Adding another aphorism to the English language, George Will recently observed that "as government expands, its lawfulness contracts." Will offered two examples, concerning the UN and education. But he has fallen short of the First Law of Journalism, which states: Any three anecdotes make a trend. He needs a third case study. Here it is.
The IRS has taken upon itself a task no one asked it to do: regulate small, independent tax preparers. And like any federal regulation worthy of the name, its rules are byzantine, unnecessary, redundant, legally dubious, and hostile to free enterprise.
The rules require anyone who accepts payment for filling out income-tax returns to register, pay fees, take special tests, and complete annual continuing-education requirements. "Having made tax filing so complicated that most Americans need help with the forms," The Wall Street Journal tartly notes, "Washington now wants to raise the price of such counsel by regulating advisers in a way that may reduce their supply."
But not all advisers. CPAs won't have to obey the new rules. Neither will lawyers. Not just tax lawyers, mind you—any lawyers, even those who specialize in patent law or personal injury. Neither will any tax preparers who are supervised by CPAs, or "enrolled agents" at, e.g., big tax-prep companies.
That still leaves about 350,000 other people who fill out tax forms part-time—people such as Sabina Loving, a longtime accountant who opened up a tax-prep storefront in a rundown Chicagoneighborhood. Watching people like Loving with a gimlet eye might make sense if people like here were ripping customers off, or defrauding the government, left and right. But they aren't. The IRS recommends sanctions against fewer than 500 tax preparers per year, and prosecution of even fewer than that. Some of those may work for nationwide accounting firms. But even if all were independent agents, that still comes to less than two-tenths of 1 percent of all mom-and-pop tax preparers. How much further would regulation reduce that number?
Sabina Loving has filed suit to fight the new rules. She is joined by Elmer Killian, a retired Korean War veteran in Eagle, Wisconsin, and John Gambino, a Certified Financial Planner and former equity analyst in Hoboken, N.J. None of them prepares more than 100 returns a year. They are being represented by the Arlington, Va.-based Institute for Justice.
The Institute for Justice (IJ) says the IRS has no statutory authority to impose the new licensing requirements. Instead, the agency is relying on an obscure 1884 law—i.e., one passed before the establishment of the federal income tax—concerning the representatives of people who were owed money by the federal government, not vice versa.
Of course, Congress delegates many rule-making powers to the Executive Branch, so perhaps Congress is fine with the IRS' unilateral assumption of power here. But it isn't. In 2008, Congress considered – and rejected – an amendment authorizing the IRS to regulate tax preparers. Now ask yourself: If the IRS already had the authority to regulate tax preparers, then why did Congress need to consider such an amendment?
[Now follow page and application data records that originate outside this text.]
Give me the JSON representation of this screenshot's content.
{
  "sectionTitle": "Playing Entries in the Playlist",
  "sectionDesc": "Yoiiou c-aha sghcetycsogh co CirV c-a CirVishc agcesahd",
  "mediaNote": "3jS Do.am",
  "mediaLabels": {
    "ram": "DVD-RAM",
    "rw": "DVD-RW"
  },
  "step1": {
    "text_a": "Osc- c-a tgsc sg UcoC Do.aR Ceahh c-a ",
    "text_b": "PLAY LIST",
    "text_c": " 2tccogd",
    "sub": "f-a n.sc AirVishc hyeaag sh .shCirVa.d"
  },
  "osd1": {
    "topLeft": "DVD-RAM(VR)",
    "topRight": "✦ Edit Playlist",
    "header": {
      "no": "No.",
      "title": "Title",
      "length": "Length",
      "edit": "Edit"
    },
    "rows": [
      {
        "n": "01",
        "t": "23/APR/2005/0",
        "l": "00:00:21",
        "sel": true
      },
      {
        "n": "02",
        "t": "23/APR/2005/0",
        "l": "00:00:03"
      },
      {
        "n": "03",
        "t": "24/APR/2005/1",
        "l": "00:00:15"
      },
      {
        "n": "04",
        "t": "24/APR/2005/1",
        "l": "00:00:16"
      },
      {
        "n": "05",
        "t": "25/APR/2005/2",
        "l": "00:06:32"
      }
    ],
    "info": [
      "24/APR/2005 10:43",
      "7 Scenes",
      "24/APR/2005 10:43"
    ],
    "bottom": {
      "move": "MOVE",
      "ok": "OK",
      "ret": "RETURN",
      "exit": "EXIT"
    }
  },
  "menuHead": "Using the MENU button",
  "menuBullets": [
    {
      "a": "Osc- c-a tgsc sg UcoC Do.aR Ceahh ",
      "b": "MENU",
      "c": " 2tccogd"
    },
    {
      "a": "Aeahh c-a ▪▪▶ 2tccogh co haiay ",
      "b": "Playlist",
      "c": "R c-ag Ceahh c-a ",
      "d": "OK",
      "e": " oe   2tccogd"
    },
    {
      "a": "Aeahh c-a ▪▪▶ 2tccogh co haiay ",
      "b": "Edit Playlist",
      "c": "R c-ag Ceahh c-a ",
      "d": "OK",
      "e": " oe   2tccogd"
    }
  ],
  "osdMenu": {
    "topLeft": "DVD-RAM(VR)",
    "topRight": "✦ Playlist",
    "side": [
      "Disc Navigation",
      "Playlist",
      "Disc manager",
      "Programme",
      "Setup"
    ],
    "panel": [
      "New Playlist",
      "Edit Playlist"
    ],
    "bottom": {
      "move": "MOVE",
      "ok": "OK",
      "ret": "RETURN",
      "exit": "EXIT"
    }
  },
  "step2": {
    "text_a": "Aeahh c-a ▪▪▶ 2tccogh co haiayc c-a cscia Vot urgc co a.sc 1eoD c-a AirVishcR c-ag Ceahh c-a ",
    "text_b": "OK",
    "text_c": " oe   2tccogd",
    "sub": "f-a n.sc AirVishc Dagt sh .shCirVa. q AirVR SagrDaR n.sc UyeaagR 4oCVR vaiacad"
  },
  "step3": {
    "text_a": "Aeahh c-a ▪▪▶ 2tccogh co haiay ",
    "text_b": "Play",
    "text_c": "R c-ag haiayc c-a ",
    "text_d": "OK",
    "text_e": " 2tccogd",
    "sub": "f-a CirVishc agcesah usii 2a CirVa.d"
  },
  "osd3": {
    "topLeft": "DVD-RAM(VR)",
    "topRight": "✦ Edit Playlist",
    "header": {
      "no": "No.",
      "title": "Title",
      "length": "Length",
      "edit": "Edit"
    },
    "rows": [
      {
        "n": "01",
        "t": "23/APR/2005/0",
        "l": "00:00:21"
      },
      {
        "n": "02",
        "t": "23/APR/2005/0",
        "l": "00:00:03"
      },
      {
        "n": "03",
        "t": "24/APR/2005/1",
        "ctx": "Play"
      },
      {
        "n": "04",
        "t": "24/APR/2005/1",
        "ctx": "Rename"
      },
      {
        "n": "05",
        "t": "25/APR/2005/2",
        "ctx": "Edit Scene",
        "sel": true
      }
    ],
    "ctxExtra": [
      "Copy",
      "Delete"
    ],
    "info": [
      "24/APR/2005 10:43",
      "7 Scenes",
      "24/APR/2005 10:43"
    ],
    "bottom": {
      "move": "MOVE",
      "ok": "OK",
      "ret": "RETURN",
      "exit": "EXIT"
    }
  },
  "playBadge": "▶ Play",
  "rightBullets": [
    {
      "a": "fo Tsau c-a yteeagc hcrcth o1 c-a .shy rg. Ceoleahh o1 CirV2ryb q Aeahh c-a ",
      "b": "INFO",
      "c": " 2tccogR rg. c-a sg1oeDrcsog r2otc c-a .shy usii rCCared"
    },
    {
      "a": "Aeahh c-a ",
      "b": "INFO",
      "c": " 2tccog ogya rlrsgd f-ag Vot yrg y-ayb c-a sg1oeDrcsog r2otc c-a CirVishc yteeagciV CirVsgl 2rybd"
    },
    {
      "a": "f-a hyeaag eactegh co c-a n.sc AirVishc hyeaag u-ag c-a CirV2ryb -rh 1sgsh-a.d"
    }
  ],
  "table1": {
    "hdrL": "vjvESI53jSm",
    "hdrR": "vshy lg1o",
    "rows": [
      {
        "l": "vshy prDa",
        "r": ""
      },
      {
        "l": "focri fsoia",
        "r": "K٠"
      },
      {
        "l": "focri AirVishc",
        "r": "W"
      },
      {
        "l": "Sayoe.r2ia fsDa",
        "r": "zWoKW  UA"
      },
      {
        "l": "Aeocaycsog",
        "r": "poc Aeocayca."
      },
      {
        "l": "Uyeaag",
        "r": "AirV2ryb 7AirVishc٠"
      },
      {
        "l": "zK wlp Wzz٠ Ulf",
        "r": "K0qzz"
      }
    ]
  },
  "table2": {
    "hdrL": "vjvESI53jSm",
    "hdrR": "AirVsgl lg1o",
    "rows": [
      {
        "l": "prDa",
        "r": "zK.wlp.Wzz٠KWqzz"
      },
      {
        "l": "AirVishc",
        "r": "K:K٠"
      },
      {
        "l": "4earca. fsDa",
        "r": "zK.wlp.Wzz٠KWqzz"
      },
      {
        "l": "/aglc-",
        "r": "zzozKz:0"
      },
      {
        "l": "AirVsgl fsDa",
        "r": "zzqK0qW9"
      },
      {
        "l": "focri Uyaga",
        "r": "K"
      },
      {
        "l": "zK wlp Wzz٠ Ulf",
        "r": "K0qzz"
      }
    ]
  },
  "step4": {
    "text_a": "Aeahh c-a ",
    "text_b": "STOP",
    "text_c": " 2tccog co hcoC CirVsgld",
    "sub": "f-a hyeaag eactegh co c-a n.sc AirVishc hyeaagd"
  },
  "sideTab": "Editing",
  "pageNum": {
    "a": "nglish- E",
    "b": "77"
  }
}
Mark Ernst, a deputy commissioner of the IRS who had a hand in crafting the new rules, is a former CEO of H&R Block. You will be as shocked as Captain Renault to learn that big tax-prep companies—H&R Block, Jackson Hewitt, Liberty—all support the new regulations, for the same reason big tobacco companies go after roll-your-own smoke shops: It's in their interest to stifle low-cost competitors.
And while the big boys might couch their support in the usual consumer-protection language, the Swiss investment bank UBS has noted that the new IRS rules would aid H&R Block (and by implication others) by adding "barriers to entry (or continuation) for small preparers [and] provid[ing] revenue as Block may sell their continuing education and competency tests to others." As Timothy Carney, author of The Big Ripoff: How Big Business and Big Government Steal Your Money, noted a while back, the IRS regs provide further evidence that regulation often serves big corporate interests more than it serves consumers.
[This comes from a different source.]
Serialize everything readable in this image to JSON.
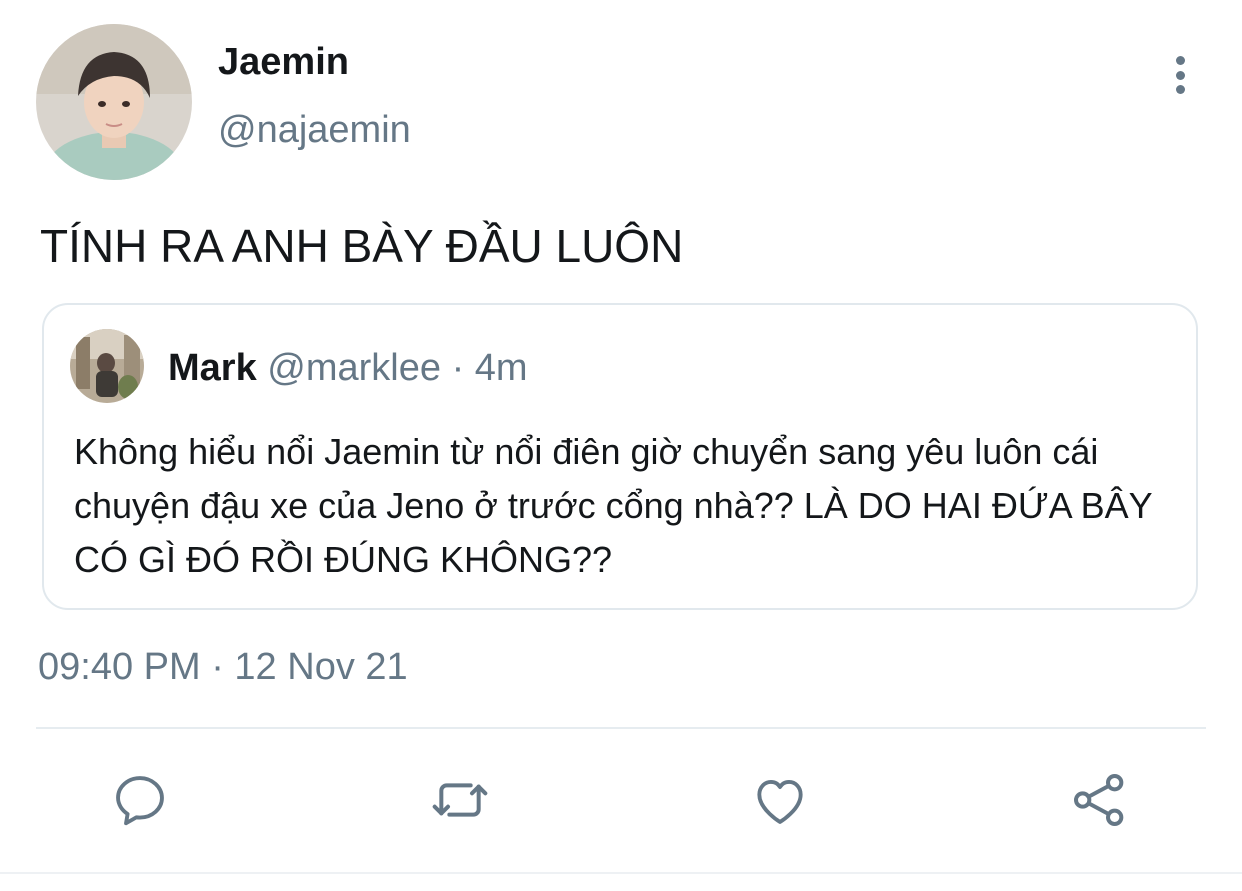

This might be a fairly minor matter, were it not part of (yes) a larger trend. In a 2010 paper published in the British Journal of Industrial Relations, Morris Kleiner of the University of Minnesota and and Alan Krueger of Princeton note that less than 5 percent of the U.S. workforce was required to be licensed in the 1950s. By 2000 the figure had surpassed 20 percent, and now stands just shy of 30 percent. The result: higher prices—and economic sclerosis.
"Everyone," said President Obama six months ago, "knows that small businesses are where most new jobs begin. And you know that while corporate profits have come roaring back, smaller companies haven't." Perhaps he should pause to ask himself why.